### TASK ITEM
Send back the records exactly as written, with no images.

+++ TASK INPUTS

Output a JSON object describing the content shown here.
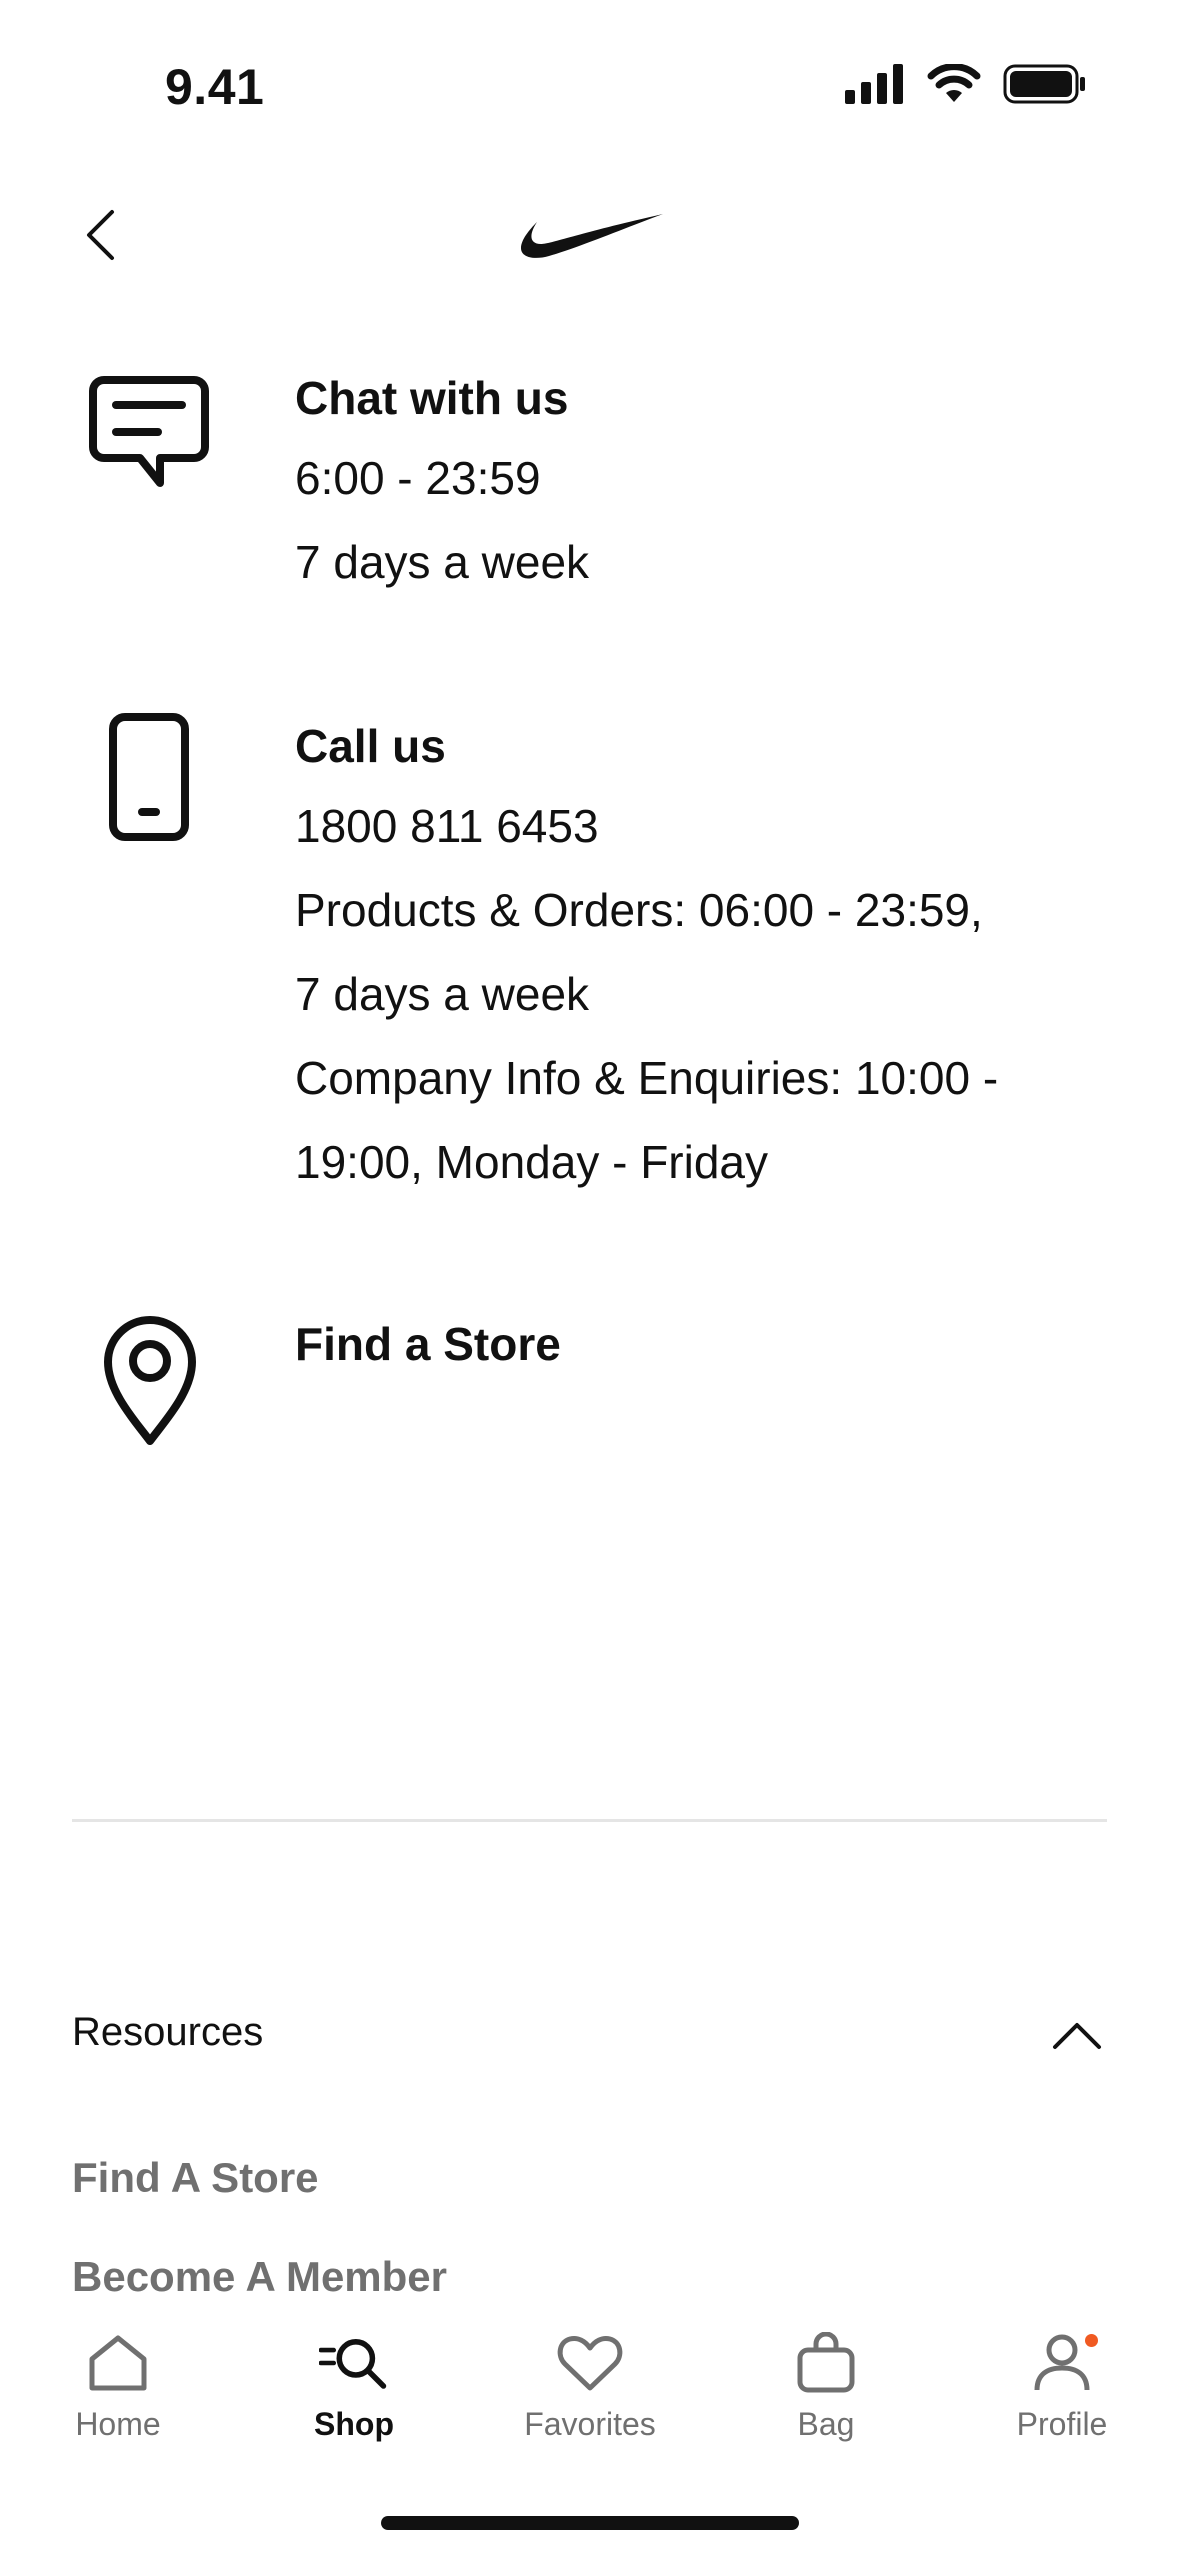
{
  "status_bar": {
    "time": "9.41"
  },
  "contact": {
    "chat": {
      "title": "Chat with us",
      "lines": [
        "6:00 - 23:59",
        "7 days a week"
      ]
    },
    "call": {
      "title": "Call us",
      "lines": [
        "1800 811 6453",
        "Products & Orders: 06:00 - 23:59,",
        "7 days a week",
        "Company Info & Enquiries: 10:00 -",
        "19:00, Monday - Friday"
      ]
    },
    "store": {
      "title": "Find a Store"
    }
  },
  "resources": {
    "title": "Resources",
    "links": [
      "Find A Store",
      "Become A Member"
    ]
  },
  "tab_bar": {
    "items": [
      {
        "label": "Home",
        "icon": "home-icon"
      },
      {
        "label": "Shop",
        "icon": "shop-search-icon"
      },
      {
        "label": "Favorites",
        "icon": "heart-icon"
      },
      {
        "label": "Bag",
        "icon": "bag-icon"
      },
      {
        "label": "Profile",
        "icon": "person-icon"
      }
    ],
    "active": "Shop"
  },
  "colors": {
    "text": "#111111",
    "muted": "#707070",
    "divider": "#e5e5e5",
    "notification_dot": "#f05a22"
  }
}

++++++

### ANSWER TO THE PROBLEM
Output a JSON object describing the content shown here.
{
  "status_bar": {
    "time": "9.41"
  },
  "contact": {
    "chat": {
      "title": "Chat with us",
      "lines": [
        "6:00 - 23:59",
        "7 days a week"
      ]
    },
    "call": {
      "title": "Call us",
      "lines": [
        "1800 811 6453",
        "Products & Orders: 06:00 - 23:59,",
        "7 days a week",
        "Company Info & Enquiries: 10:00 -",
        "19:00, Monday - Friday"
      ]
    },
    "store": {
      "title": "Find a Store"
    }
  },
  "resources": {
    "title": "Resources",
    "links": [
      "Find A Store",
      "Become A Member"
    ]
  },
  "tab_bar": {
    "items": [
      {
        "label": "Home",
        "icon": "home-icon"
      },
      {
        "label": "Shop",
        "icon": "shop-search-icon"
      },
      {
        "label": "Favorites",
        "icon": "heart-icon"
      },
      {
        "label": "Bag",
        "icon": "bag-icon"
      },
      {
        "label": "Profile",
        "icon": "person-icon"
      }
    ],
    "active": "Shop"
  },
  "colors": {
    "text": "#111111",
    "muted": "#707070",
    "divider": "#e5e5e5",
    "notification_dot": "#f05a22"
  }
}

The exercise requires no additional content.